-- Opening Marker --

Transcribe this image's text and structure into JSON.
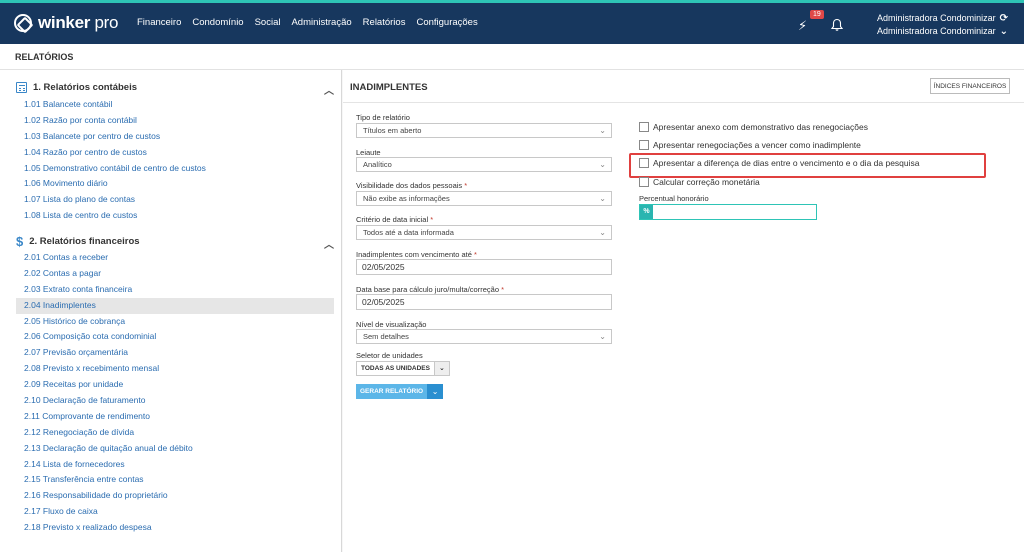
{
  "app": {
    "logo_main": "winker",
    "logo_sub": "pro",
    "menu": [
      "Financeiro",
      "Condomínio",
      "Social",
      "Administração",
      "Relatórios",
      "Configurações"
    ],
    "notifications_count": "19",
    "user_name": "Administradora Condominizar",
    "user_role": "Administradora Condominizar"
  },
  "page": {
    "title": "RELATÓRIOS"
  },
  "sidebar": {
    "section1": {
      "title": "1. Relatórios contábeis",
      "items": [
        "1.01 Balancete contábil",
        "1.02 Razão por conta contábil",
        "1.03 Balancete por centro de custos",
        "1.04 Razão por centro de custos",
        "1.05 Demonstrativo contábil de centro de custos",
        "1.06 Movimento diário",
        "1.07 Lista do plano de contas",
        "1.08 Lista de centro de custos"
      ]
    },
    "section2": {
      "title": "2. Relatórios financeiros",
      "items": [
        "2.01 Contas a receber",
        "2.02 Contas a pagar",
        "2.03 Extrato conta financeira",
        "2.04 Inadimplentes",
        "2.05 Histórico de cobrança",
        "2.06 Composição cota condominial",
        "2.07 Previsão orçamentária",
        "2.08 Previsto x recebimento mensal",
        "2.09 Receitas por unidade",
        "2.10 Declaração de faturamento",
        "2.11 Comprovante de rendimento",
        "2.12 Renegociação de dívida",
        "2.13 Declaração de quitação anual de débito",
        "2.14 Lista de fornecedores",
        "2.15 Transferência entre contas",
        "2.16 Responsabilidade do proprietário",
        "2.17 Fluxo de caixa",
        "2.18 Previsto x realizado despesa"
      ],
      "active": "2.04 Inadimplentes"
    }
  },
  "main": {
    "title": "INADIMPLENTES",
    "indices_button": "ÍNDICES FINANCEIROS",
    "tipo_label": "Tipo de relatório",
    "tipo_value": "Títulos em aberto",
    "leiaute_label": "Leiaute",
    "leiaute_value": "Analítico",
    "visib_label": "Visibilidade dos dados pessoais",
    "visib_value": "Não exibe as informações",
    "criterio_label": "Critério de data inicial",
    "criterio_value": "Todos até a data informada",
    "venc_label": "Inadimplentes com vencimento até",
    "venc_value": "02/05/2025",
    "database_label": "Data base para cálculo juro/multa/correção",
    "database_value": "02/05/2025",
    "nivel_label": "Nível de visualização",
    "nivel_value": "Sem detalhes",
    "seletor_label": "Seletor de unidades",
    "seletor_value": "TODAS AS UNIDADES",
    "gerar_button": "GERAR RELATÓRIO",
    "checks": [
      "Apresentar anexo com demonstrativo das renegociações",
      "Apresentar renegociações a vencer como inadimplente",
      "Apresentar a diferença de dias entre o vencimento e o dia da pesquisa",
      "Calcular correção monetária"
    ],
    "honorario_label": "Percentual honorário",
    "honorario_symbol": "%"
  },
  "colors": {
    "navbar": "#17375e",
    "accent": "#2ec4b6",
    "link": "#2a6cb0",
    "highlight": "#e0403f"
  }
}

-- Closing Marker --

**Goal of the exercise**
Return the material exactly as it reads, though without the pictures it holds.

**Exercise response**
Transcribe this image's text and structure into JSON.
{
  "app": {
    "logo_main": "winker",
    "logo_sub": "pro",
    "menu": [
      "Financeiro",
      "Condomínio",
      "Social",
      "Administração",
      "Relatórios",
      "Configurações"
    ],
    "notifications_count": "19",
    "user_name": "Administradora Condominizar",
    "user_role": "Administradora Condominizar"
  },
  "page": {
    "title": "RELATÓRIOS"
  },
  "sidebar": {
    "section1": {
      "title": "1. Relatórios contábeis",
      "items": [
        "1.01 Balancete contábil",
        "1.02 Razão por conta contábil",
        "1.03 Balancete por centro de custos",
        "1.04 Razão por centro de custos",
        "1.05 Demonstrativo contábil de centro de custos",
        "1.06 Movimento diário",
        "1.07 Lista do plano de contas",
        "1.08 Lista de centro de custos"
      ]
    },
    "section2": {
      "title": "2. Relatórios financeiros",
      "items": [
        "2.01 Contas a receber",
        "2.02 Contas a pagar",
        "2.03 Extrato conta financeira",
        "2.04 Inadimplentes",
        "2.05 Histórico de cobrança",
        "2.06 Composição cota condominial",
        "2.07 Previsão orçamentária",
        "2.08 Previsto x recebimento mensal",
        "2.09 Receitas por unidade",
        "2.10 Declaração de faturamento",
        "2.11 Comprovante de rendimento",
        "2.12 Renegociação de dívida",
        "2.13 Declaração de quitação anual de débito",
        "2.14 Lista de fornecedores",
        "2.15 Transferência entre contas",
        "2.16 Responsabilidade do proprietário",
        "2.17 Fluxo de caixa",
        "2.18 Previsto x realizado despesa"
      ],
      "active": "2.04 Inadimplentes"
    }
  },
  "main": {
    "title": "INADIMPLENTES",
    "indices_button": "ÍNDICES FINANCEIROS",
    "tipo_label": "Tipo de relatório",
    "tipo_value": "Títulos em aberto",
    "leiaute_label": "Leiaute",
    "leiaute_value": "Analítico",
    "visib_label": "Visibilidade dos dados pessoais",
    "visib_value": "Não exibe as informações",
    "criterio_label": "Critério de data inicial",
    "criterio_value": "Todos até a data informada",
    "venc_label": "Inadimplentes com vencimento até",
    "venc_value": "02/05/2025",
    "database_label": "Data base para cálculo juro/multa/correção",
    "database_value": "02/05/2025",
    "nivel_label": "Nível de visualização",
    "nivel_value": "Sem detalhes",
    "seletor_label": "Seletor de unidades",
    "seletor_value": "TODAS AS UNIDADES",
    "gerar_button": "GERAR RELATÓRIO",
    "checks": [
      "Apresentar anexo com demonstrativo das renegociações",
      "Apresentar renegociações a vencer como inadimplente",
      "Apresentar a diferença de dias entre o vencimento e o dia da pesquisa",
      "Calcular correção monetária"
    ],
    "honorario_label": "Percentual honorário",
    "honorario_symbol": "%"
  },
  "colors": {
    "navbar": "#17375e",
    "accent": "#2ec4b6",
    "link": "#2a6cb0",
    "highlight": "#e0403f"
  }
}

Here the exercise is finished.